WHAT THIS TASK INVOLVES | Output all entries verbatim.

RECORDS TO USE |

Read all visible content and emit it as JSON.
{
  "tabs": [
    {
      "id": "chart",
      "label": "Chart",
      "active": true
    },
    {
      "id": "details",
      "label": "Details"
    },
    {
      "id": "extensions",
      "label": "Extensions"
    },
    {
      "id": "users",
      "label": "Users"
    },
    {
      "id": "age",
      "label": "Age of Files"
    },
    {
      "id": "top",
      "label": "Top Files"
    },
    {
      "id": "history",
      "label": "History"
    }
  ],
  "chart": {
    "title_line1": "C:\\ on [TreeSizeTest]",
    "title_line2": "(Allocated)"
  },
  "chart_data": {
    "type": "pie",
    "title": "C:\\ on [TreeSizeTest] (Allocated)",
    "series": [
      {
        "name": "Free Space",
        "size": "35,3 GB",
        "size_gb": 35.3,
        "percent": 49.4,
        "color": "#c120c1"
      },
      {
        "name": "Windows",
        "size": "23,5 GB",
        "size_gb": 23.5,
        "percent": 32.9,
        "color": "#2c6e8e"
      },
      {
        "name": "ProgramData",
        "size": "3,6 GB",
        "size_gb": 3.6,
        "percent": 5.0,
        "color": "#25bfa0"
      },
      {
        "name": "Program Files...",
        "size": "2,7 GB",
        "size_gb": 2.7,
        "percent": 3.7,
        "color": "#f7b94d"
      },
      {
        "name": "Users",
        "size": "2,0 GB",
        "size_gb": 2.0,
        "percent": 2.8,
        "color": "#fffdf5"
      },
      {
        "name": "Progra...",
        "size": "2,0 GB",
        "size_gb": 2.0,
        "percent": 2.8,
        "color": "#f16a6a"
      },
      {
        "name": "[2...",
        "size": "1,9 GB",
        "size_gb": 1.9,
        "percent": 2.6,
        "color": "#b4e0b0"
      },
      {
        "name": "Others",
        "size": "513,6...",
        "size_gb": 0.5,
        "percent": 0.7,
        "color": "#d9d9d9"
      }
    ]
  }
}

EXERCISE RESULT |
Read all visible content and emit it as JSON.
{
  "tabs": [
    {
      "id": "chart",
      "label": "Chart",
      "active": true
    },
    {
      "id": "details",
      "label": "Details"
    },
    {
      "id": "extensions",
      "label": "Extensions"
    },
    {
      "id": "users",
      "label": "Users"
    },
    {
      "id": "age",
      "label": "Age of Files"
    },
    {
      "id": "top",
      "label": "Top Files"
    },
    {
      "id": "history",
      "label": "History"
    }
  ],
  "chart": {
    "title_line1": "C:\\ on [TreeSizeTest]",
    "title_line2": "(Allocated)"
  },
  "chart_data": {
    "type": "pie",
    "title": "C:\\ on [TreeSizeTest] (Allocated)",
    "series": [
      {
        "name": "Free Space",
        "size": "35,3 GB",
        "size_gb": 35.3,
        "percent": 49.4,
        "color": "#c120c1"
      },
      {
        "name": "Windows",
        "size": "23,5 GB",
        "size_gb": 23.5,
        "percent": 32.9,
        "color": "#2c6e8e"
      },
      {
        "name": "ProgramData",
        "size": "3,6 GB",
        "size_gb": 3.6,
        "percent": 5.0,
        "color": "#25bfa0"
      },
      {
        "name": "Program Files...",
        "size": "2,7 GB",
        "size_gb": 2.7,
        "percent": 3.7,
        "color": "#f7b94d"
      },
      {
        "name": "Users",
        "size": "2,0 GB",
        "size_gb": 2.0,
        "percent": 2.8,
        "color": "#fffdf5"
      },
      {
        "name": "Progra...",
        "size": "2,0 GB",
        "size_gb": 2.0,
        "percent": 2.8,
        "color": "#f16a6a"
      },
      {
        "name": "[2...",
        "size": "1,9 GB",
        "size_gb": 1.9,
        "percent": 2.6,
        "color": "#b4e0b0"
      },
      {
        "name": "Others",
        "size": "513,6...",
        "size_gb": 0.5,
        "percent": 0.7,
        "color": "#d9d9d9"
      }
    ]
  }
}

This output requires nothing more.